Activity: What is needed is an exact copy of the listing, with no pictures in it.

Dataset entries:
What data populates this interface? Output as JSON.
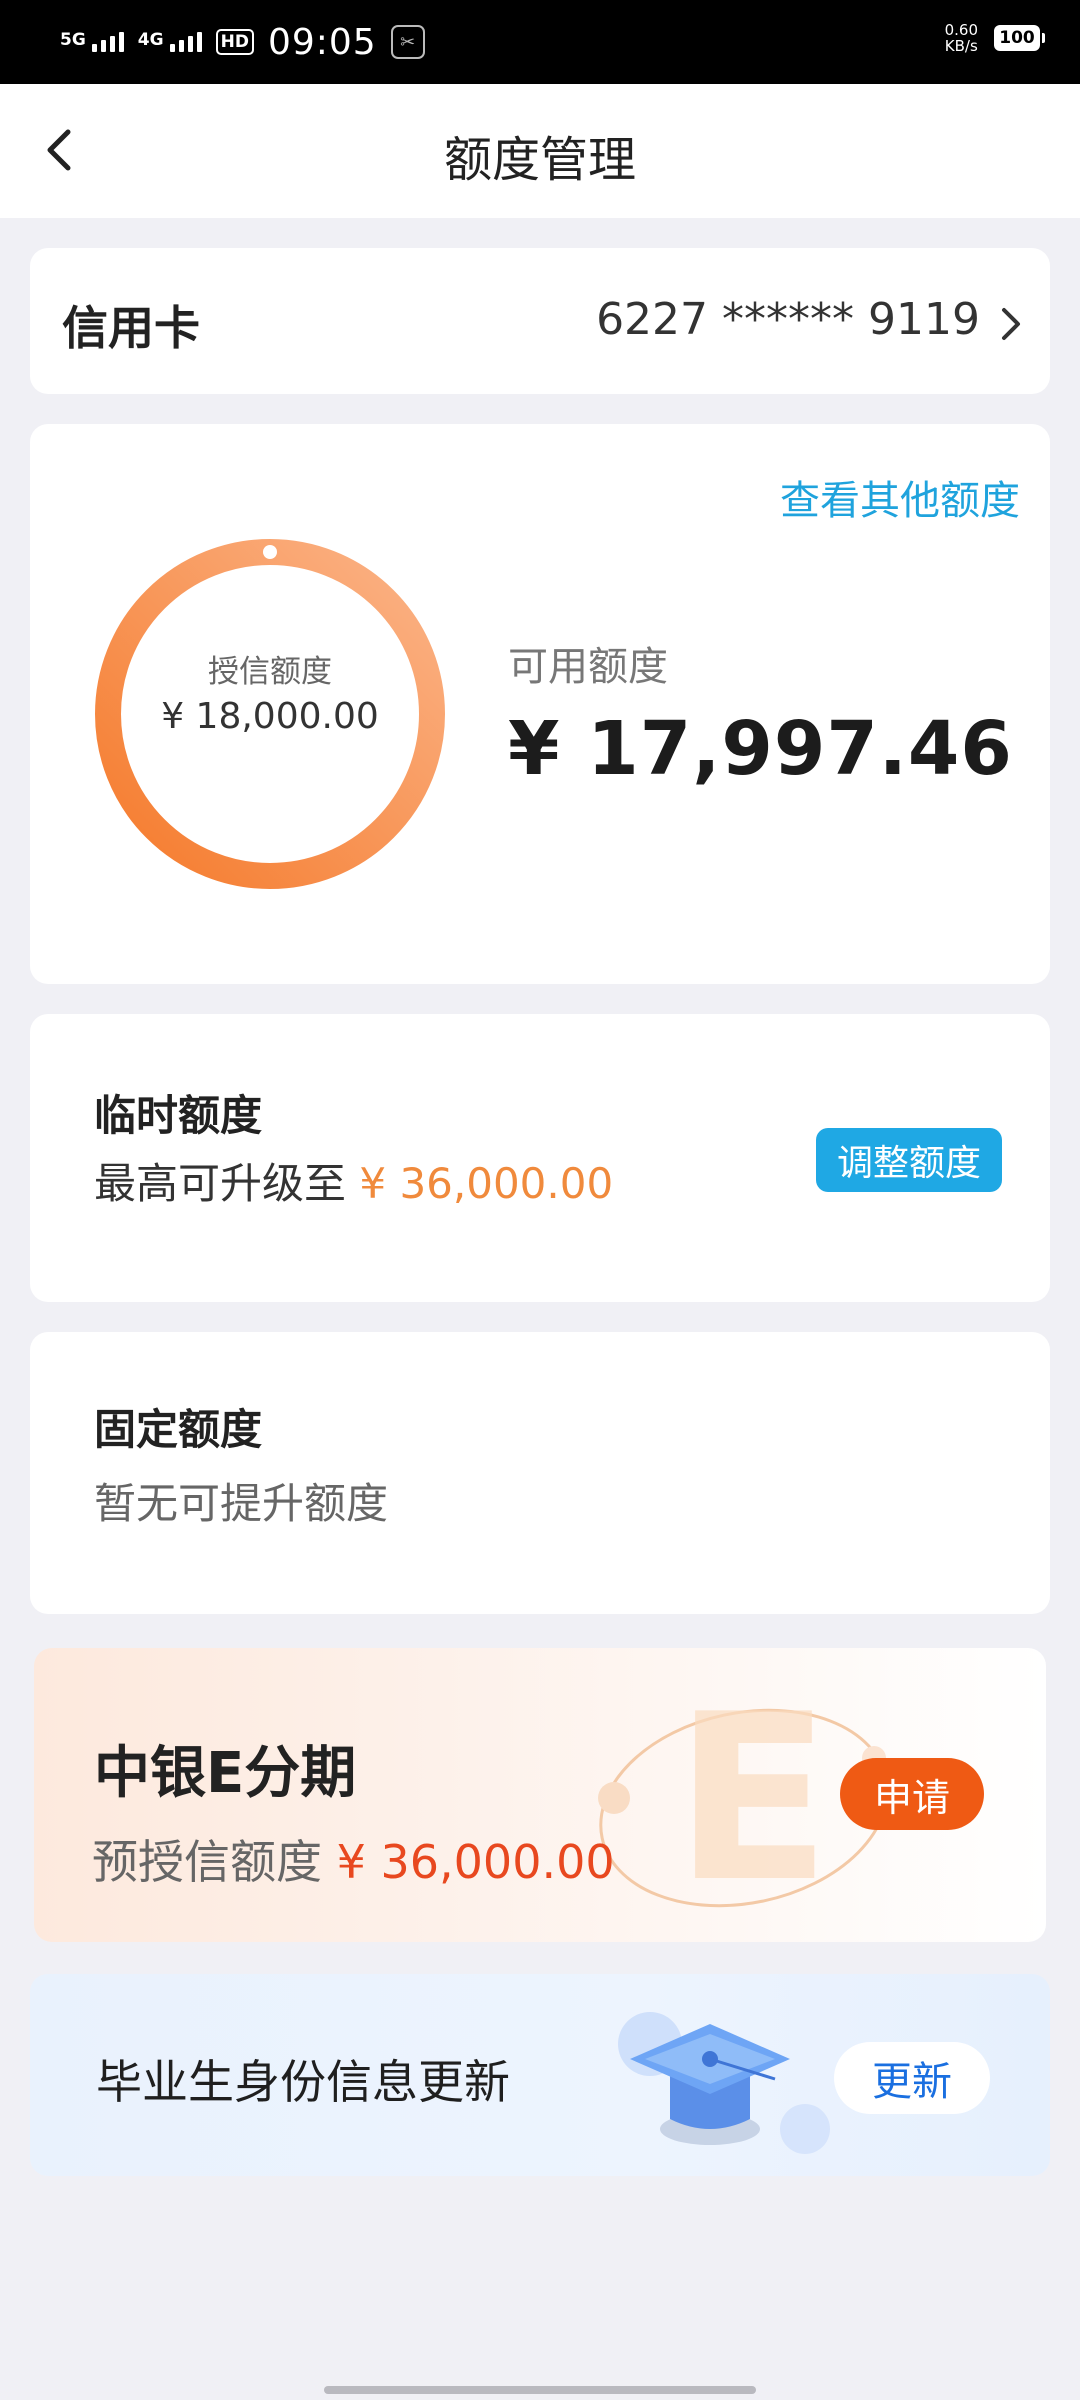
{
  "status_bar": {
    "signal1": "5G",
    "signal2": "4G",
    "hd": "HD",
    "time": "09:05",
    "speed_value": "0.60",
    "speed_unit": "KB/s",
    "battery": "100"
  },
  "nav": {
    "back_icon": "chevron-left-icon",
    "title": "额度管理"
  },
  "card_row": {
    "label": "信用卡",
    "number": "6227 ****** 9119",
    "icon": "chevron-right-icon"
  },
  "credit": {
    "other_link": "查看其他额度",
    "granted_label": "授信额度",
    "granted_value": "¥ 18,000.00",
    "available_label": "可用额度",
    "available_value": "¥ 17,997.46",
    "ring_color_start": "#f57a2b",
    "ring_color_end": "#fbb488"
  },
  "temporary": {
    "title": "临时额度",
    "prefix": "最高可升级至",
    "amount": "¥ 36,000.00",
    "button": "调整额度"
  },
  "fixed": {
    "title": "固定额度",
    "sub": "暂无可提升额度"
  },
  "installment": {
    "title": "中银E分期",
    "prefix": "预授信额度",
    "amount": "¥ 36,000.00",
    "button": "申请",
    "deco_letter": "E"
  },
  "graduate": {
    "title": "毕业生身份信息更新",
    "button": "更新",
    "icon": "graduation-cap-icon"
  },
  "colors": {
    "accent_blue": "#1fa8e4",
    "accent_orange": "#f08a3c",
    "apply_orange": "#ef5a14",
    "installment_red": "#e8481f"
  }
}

Answer for this exercise:
What data populates this interface? Output as JSON.
{
  "status_bar": {
    "signal1": "5G",
    "signal2": "4G",
    "hd": "HD",
    "time": "09:05",
    "speed_value": "0.60",
    "speed_unit": "KB/s",
    "battery": "100"
  },
  "nav": {
    "back_icon": "chevron-left-icon",
    "title": "额度管理"
  },
  "card_row": {
    "label": "信用卡",
    "number": "6227 ****** 9119",
    "icon": "chevron-right-icon"
  },
  "credit": {
    "other_link": "查看其他额度",
    "granted_label": "授信额度",
    "granted_value": "¥ 18,000.00",
    "available_label": "可用额度",
    "available_value": "¥ 17,997.46",
    "ring_color_start": "#f57a2b",
    "ring_color_end": "#fbb488"
  },
  "temporary": {
    "title": "临时额度",
    "prefix": "最高可升级至",
    "amount": "¥ 36,000.00",
    "button": "调整额度"
  },
  "fixed": {
    "title": "固定额度",
    "sub": "暂无可提升额度"
  },
  "installment": {
    "title": "中银E分期",
    "prefix": "预授信额度",
    "amount": "¥ 36,000.00",
    "button": "申请",
    "deco_letter": "E"
  },
  "graduate": {
    "title": "毕业生身份信息更新",
    "button": "更新",
    "icon": "graduation-cap-icon"
  },
  "colors": {
    "accent_blue": "#1fa8e4",
    "accent_orange": "#f08a3c",
    "apply_orange": "#ef5a14",
    "installment_red": "#e8481f"
  }
}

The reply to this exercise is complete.